[EXERCISE]
What lines of the data below hold "JSON"? Show them.

(Source data)
····················

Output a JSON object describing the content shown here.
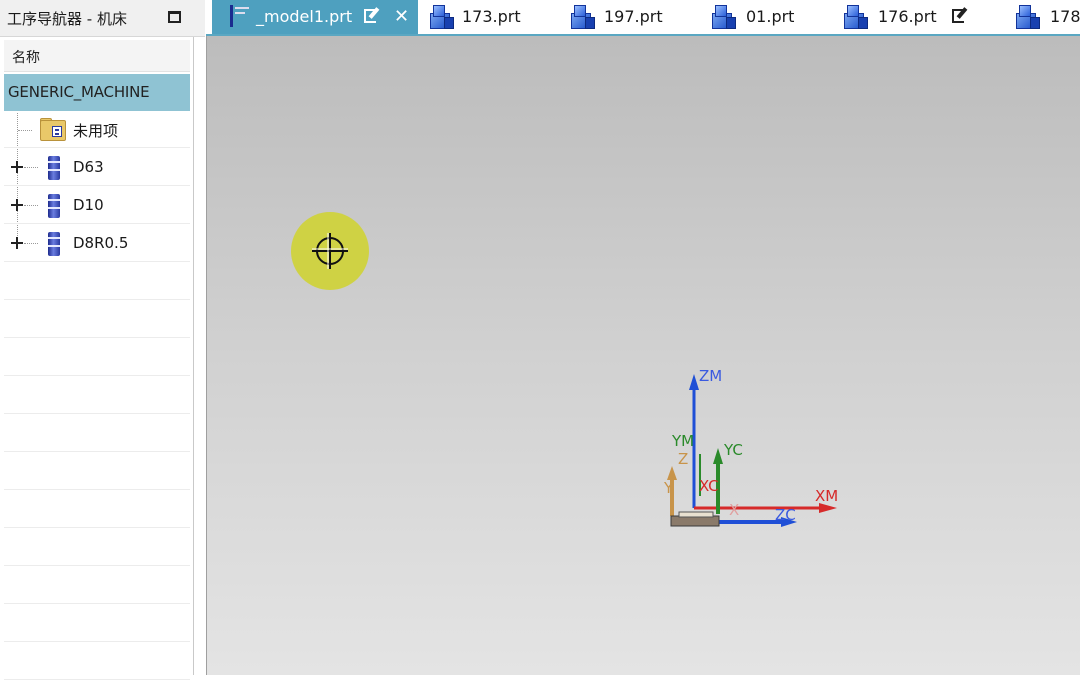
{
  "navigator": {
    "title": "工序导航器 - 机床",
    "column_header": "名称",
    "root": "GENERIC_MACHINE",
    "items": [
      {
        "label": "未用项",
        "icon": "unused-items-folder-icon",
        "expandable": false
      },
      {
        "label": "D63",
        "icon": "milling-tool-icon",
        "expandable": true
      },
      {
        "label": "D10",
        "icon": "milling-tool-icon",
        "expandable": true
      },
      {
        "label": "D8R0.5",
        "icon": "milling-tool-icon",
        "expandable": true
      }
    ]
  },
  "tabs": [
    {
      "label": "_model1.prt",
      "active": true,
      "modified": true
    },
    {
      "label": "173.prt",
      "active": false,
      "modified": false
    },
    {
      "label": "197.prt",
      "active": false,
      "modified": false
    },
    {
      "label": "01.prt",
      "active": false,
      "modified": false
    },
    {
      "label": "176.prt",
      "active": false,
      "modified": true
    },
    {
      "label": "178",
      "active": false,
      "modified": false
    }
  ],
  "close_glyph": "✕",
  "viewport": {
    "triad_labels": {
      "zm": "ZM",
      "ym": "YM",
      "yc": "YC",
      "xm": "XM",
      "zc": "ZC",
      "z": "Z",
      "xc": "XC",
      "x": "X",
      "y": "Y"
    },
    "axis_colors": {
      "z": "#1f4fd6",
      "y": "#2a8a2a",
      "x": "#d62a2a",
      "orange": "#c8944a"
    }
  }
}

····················

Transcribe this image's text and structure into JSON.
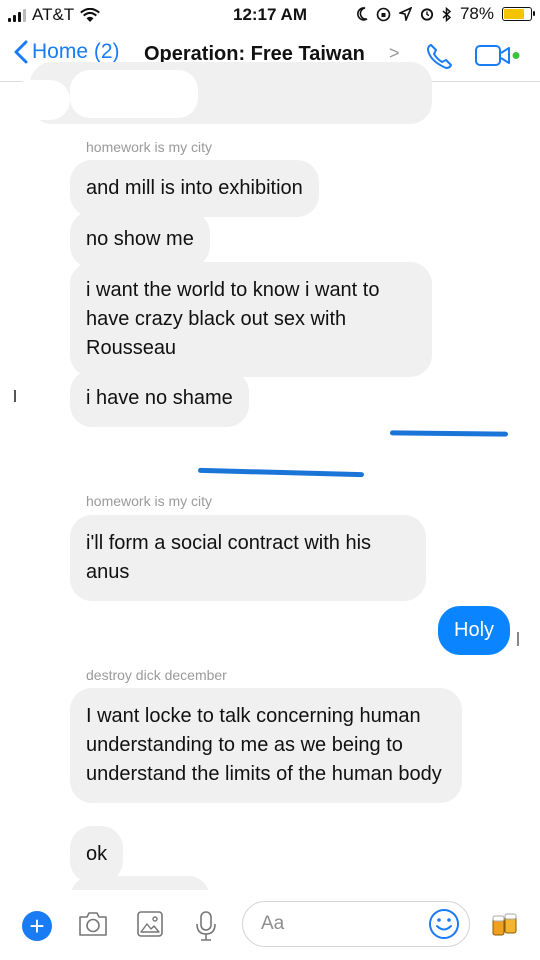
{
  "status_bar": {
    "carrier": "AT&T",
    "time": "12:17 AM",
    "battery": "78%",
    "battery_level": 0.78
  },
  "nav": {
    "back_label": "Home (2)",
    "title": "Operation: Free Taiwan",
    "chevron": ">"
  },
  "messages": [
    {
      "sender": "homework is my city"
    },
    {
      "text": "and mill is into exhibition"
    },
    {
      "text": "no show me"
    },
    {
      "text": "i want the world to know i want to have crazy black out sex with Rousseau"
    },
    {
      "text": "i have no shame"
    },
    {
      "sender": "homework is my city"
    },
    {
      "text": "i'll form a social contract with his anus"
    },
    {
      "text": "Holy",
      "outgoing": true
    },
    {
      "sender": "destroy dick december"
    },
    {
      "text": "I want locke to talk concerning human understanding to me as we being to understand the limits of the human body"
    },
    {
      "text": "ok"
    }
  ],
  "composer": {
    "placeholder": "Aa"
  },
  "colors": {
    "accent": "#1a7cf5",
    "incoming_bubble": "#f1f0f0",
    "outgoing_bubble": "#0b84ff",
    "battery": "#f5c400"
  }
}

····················

[TASK SOLUTION]
Output a JSON object describing the content shown here.
Transcribe this image's text and structure into JSON.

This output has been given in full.